[EXCERPTED RECORDS]:

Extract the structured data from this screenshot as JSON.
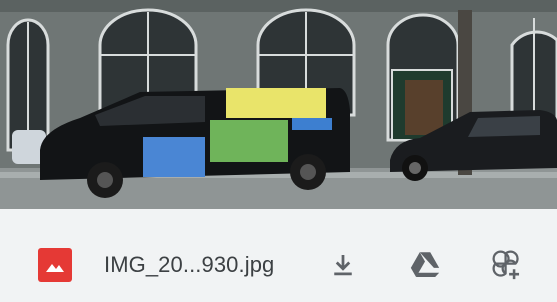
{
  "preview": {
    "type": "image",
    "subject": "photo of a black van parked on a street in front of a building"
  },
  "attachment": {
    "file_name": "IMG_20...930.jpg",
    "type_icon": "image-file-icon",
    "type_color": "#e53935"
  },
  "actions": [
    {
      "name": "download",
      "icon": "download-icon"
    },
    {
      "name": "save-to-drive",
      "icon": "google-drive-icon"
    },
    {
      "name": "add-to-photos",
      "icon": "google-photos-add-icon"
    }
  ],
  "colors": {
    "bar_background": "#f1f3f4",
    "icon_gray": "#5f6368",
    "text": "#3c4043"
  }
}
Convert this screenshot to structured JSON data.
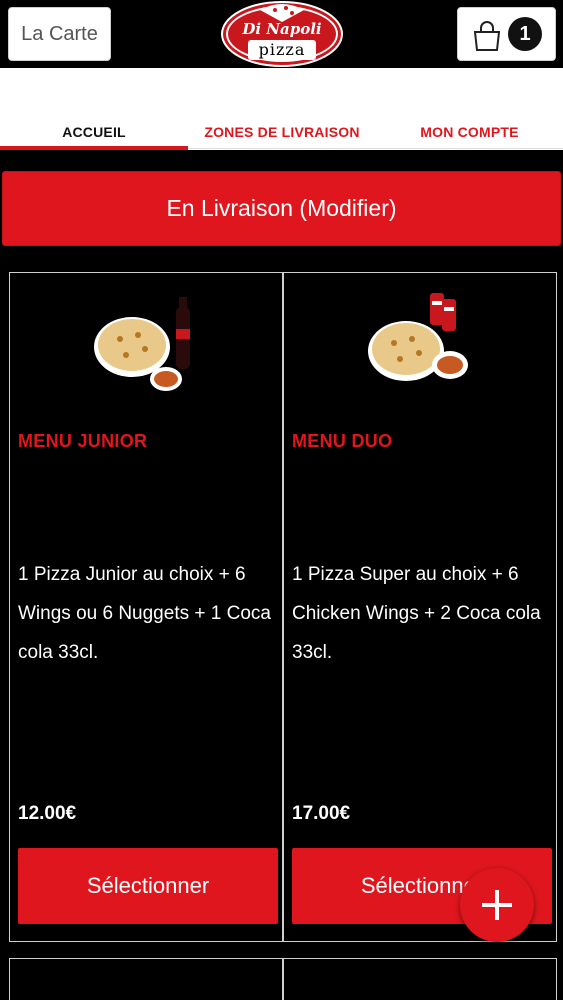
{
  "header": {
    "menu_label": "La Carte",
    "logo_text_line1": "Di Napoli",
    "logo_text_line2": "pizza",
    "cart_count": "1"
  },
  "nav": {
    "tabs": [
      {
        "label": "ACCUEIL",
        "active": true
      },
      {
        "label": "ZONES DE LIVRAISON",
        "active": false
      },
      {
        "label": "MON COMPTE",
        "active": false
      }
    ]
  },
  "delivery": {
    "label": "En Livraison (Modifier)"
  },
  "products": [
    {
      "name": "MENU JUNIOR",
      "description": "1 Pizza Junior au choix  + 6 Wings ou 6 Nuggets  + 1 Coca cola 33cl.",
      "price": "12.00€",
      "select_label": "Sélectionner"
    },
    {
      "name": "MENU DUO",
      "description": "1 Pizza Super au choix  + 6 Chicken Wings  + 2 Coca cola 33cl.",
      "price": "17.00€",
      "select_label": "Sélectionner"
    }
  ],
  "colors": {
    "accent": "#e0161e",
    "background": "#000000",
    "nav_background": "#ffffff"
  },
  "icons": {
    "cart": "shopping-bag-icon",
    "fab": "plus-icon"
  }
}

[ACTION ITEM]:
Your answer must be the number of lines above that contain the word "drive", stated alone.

[ANSWER SPACE]:
2